The problem:
Exactly and in full, give the records again.

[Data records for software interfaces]

________________________________________

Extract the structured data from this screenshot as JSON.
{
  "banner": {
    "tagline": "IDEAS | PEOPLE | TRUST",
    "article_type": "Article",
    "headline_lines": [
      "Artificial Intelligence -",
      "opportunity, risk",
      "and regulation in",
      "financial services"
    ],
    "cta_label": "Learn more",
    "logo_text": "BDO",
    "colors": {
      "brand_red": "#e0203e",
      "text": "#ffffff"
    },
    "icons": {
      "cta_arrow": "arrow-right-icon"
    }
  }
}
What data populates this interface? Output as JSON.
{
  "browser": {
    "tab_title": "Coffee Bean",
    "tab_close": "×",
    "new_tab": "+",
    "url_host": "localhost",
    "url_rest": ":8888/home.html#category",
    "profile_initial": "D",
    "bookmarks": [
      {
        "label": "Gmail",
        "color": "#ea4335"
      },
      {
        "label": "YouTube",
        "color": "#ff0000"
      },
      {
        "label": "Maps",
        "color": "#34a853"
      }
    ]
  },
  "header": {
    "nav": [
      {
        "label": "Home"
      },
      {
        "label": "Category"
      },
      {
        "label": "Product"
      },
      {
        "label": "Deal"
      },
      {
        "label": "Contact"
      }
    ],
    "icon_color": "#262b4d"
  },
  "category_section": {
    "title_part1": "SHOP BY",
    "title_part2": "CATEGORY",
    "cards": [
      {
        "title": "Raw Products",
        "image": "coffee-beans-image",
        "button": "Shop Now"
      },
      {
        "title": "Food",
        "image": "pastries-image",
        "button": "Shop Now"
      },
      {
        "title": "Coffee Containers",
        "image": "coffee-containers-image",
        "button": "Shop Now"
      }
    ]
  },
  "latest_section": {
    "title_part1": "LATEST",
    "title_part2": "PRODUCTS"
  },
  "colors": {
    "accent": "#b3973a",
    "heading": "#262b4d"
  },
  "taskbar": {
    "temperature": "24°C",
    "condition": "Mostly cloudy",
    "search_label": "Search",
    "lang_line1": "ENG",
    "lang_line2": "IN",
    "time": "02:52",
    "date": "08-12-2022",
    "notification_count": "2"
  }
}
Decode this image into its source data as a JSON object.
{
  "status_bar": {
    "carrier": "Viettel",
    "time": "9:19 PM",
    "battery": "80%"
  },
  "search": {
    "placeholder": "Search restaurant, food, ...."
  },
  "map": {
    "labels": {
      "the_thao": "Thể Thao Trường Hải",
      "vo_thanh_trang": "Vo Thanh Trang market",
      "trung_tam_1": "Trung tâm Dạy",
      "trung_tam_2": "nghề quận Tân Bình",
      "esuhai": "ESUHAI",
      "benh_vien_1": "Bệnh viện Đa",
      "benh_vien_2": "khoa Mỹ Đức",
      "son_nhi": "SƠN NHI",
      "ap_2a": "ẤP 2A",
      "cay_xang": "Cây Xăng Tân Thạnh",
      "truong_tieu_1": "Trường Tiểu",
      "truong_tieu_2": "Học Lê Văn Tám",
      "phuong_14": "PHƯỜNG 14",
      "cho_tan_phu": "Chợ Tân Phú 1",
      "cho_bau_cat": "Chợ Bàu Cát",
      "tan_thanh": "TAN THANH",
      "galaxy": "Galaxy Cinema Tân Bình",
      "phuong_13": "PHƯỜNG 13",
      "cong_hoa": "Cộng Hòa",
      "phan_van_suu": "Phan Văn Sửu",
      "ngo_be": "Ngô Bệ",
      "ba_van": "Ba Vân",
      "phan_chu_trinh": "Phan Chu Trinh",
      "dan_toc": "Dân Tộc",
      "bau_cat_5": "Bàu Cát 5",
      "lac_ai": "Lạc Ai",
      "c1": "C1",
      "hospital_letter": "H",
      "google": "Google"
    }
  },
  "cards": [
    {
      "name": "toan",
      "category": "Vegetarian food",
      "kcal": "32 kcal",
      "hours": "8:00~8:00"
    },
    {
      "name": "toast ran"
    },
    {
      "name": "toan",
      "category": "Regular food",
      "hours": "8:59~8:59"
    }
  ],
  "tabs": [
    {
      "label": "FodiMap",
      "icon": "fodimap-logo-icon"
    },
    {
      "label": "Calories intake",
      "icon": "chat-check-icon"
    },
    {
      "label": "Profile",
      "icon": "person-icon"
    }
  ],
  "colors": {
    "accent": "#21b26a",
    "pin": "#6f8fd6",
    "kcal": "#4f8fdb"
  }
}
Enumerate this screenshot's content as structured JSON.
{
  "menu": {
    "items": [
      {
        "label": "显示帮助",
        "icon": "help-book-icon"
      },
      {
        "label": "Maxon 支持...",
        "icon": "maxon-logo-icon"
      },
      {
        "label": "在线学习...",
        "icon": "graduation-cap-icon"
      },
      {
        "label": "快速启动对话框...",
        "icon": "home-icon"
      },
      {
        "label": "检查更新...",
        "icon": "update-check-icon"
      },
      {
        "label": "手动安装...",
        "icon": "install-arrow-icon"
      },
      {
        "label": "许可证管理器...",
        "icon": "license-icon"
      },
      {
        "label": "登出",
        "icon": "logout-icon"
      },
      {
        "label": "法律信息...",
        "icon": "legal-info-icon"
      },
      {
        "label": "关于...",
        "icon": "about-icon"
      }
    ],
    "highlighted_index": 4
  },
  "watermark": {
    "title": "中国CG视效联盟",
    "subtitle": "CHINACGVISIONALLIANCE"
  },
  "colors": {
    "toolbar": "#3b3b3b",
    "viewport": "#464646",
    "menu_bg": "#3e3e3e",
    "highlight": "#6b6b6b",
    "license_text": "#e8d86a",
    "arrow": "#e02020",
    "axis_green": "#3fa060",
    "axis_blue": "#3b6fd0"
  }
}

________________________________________

Result of the exercise:
Extract the structured data from this screenshot as JSON.
{
  "banner": {
    "tagline": "IDEAS | PEOPLE | TRUST",
    "article_type": "Article",
    "headline_lines": [
      "Artificial Intelligence -",
      "opportunity, risk",
      "and regulation in",
      "financial services"
    ],
    "cta_label": "Learn more",
    "logo_text": "BDO",
    "colors": {
      "brand_red": "#e0203e",
      "text": "#ffffff"
    },
    "icons": {
      "cta_arrow": "arrow-right-icon"
    }
  }
}
What data populates this interface? Output as JSON.
{
  "browser": {
    "tab_title": "Coffee Bean",
    "tab_close": "×",
    "new_tab": "+",
    "url_host": "localhost",
    "url_rest": ":8888/home.html#category",
    "profile_initial": "D",
    "bookmarks": [
      {
        "label": "Gmail",
        "color": "#ea4335"
      },
      {
        "label": "YouTube",
        "color": "#ff0000"
      },
      {
        "label": "Maps",
        "color": "#34a853"
      }
    ]
  },
  "header": {
    "nav": [
      {
        "label": "Home"
      },
      {
        "label": "Category"
      },
      {
        "label": "Product"
      },
      {
        "label": "Deal"
      },
      {
        "label": "Contact"
      }
    ],
    "icon_color": "#262b4d"
  },
  "category_section": {
    "title_part1": "SHOP BY",
    "title_part2": "CATEGORY",
    "cards": [
      {
        "title": "Raw Products",
        "image": "coffee-beans-image",
        "button": "Shop Now"
      },
      {
        "title": "Food",
        "image": "pastries-image",
        "button": "Shop Now"
      },
      {
        "title": "Coffee Containers",
        "image": "coffee-containers-image",
        "button": "Shop Now"
      }
    ]
  },
  "latest_section": {
    "title_part1": "LATEST",
    "title_part2": "PRODUCTS"
  },
  "colors": {
    "accent": "#b3973a",
    "heading": "#262b4d"
  },
  "taskbar": {
    "temperature": "24°C",
    "condition": "Mostly cloudy",
    "search_label": "Search",
    "lang_line1": "ENG",
    "lang_line2": "IN",
    "time": "02:52",
    "date": "08-12-2022",
    "notification_count": "2"
  }
}
Decode this image into its source data as a JSON object.
{
  "status_bar": {
    "carrier": "Viettel",
    "time": "9:19 PM",
    "battery": "80%"
  },
  "search": {
    "placeholder": "Search restaurant, food, ...."
  },
  "map": {
    "labels": {
      "the_thao": "Thể Thao Trường Hải",
      "vo_thanh_trang": "Vo Thanh Trang market",
      "trung_tam_1": "Trung tâm Dạy",
      "trung_tam_2": "nghề quận Tân Bình",
      "esuhai": "ESUHAI",
      "benh_vien_1": "Bệnh viện Đa",
      "benh_vien_2": "khoa Mỹ Đức",
      "son_nhi": "SƠN NHI",
      "ap_2a": "ẤP 2A",
      "cay_xang": "Cây Xăng Tân Thạnh",
      "truong_tieu_1": "Trường Tiểu",
      "truong_tieu_2": "Học Lê Văn Tám",
      "phuong_14": "PHƯỜNG 14",
      "cho_tan_phu": "Chợ Tân Phú 1",
      "cho_bau_cat": "Chợ Bàu Cát",
      "tan_thanh": "TAN THANH",
      "galaxy": "Galaxy Cinema Tân Bình",
      "phuong_13": "PHƯỜNG 13",
      "cong_hoa": "Cộng Hòa",
      "phan_van_suu": "Phan Văn Sửu",
      "ngo_be": "Ngô Bệ",
      "ba_van": "Ba Vân",
      "phan_chu_trinh": "Phan Chu Trinh",
      "dan_toc": "Dân Tộc",
      "bau_cat_5": "Bàu Cát 5",
      "lac_ai": "Lạc Ai",
      "c1": "C1",
      "hospital_letter": "H",
      "google": "Google"
    }
  },
  "cards": [
    {
      "name": "toan",
      "category": "Vegetarian food",
      "kcal": "32 kcal",
      "hours": "8:00~8:00"
    },
    {
      "name": "toast ran"
    },
    {
      "name": "toan",
      "category": "Regular food",
      "hours": "8:59~8:59"
    }
  ],
  "tabs": [
    {
      "label": "FodiMap",
      "icon": "fodimap-logo-icon"
    },
    {
      "label": "Calories intake",
      "icon": "chat-check-icon"
    },
    {
      "label": "Profile",
      "icon": "person-icon"
    }
  ],
  "colors": {
    "accent": "#21b26a",
    "pin": "#6f8fd6",
    "kcal": "#4f8fdb"
  }
}
Enumerate this screenshot's content as structured JSON.
{
  "menu": {
    "items": [
      {
        "label": "显示帮助",
        "icon": "help-book-icon"
      },
      {
        "label": "Maxon 支持...",
        "icon": "maxon-logo-icon"
      },
      {
        "label": "在线学习...",
        "icon": "graduation-cap-icon"
      },
      {
        "label": "快速启动对话框...",
        "icon": "home-icon"
      },
      {
        "label": "检查更新...",
        "icon": "update-check-icon"
      },
      {
        "label": "手动安装...",
        "icon": "install-arrow-icon"
      },
      {
        "label": "许可证管理器...",
        "icon": "license-icon"
      },
      {
        "label": "登出",
        "icon": "logout-icon"
      },
      {
        "label": "法律信息...",
        "icon": "legal-info-icon"
      },
      {
        "label": "关于...",
        "icon": "about-icon"
      }
    ],
    "highlighted_index": 4
  },
  "watermark": {
    "title": "中国CG视效联盟",
    "subtitle": "CHINACGVISIONALLIANCE"
  },
  "colors": {
    "toolbar": "#3b3b3b",
    "viewport": "#464646",
    "menu_bg": "#3e3e3e",
    "highlight": "#6b6b6b",
    "license_text": "#e8d86a",
    "arrow": "#e02020",
    "axis_green": "#3fa060",
    "axis_blue": "#3b6fd0"
  }
}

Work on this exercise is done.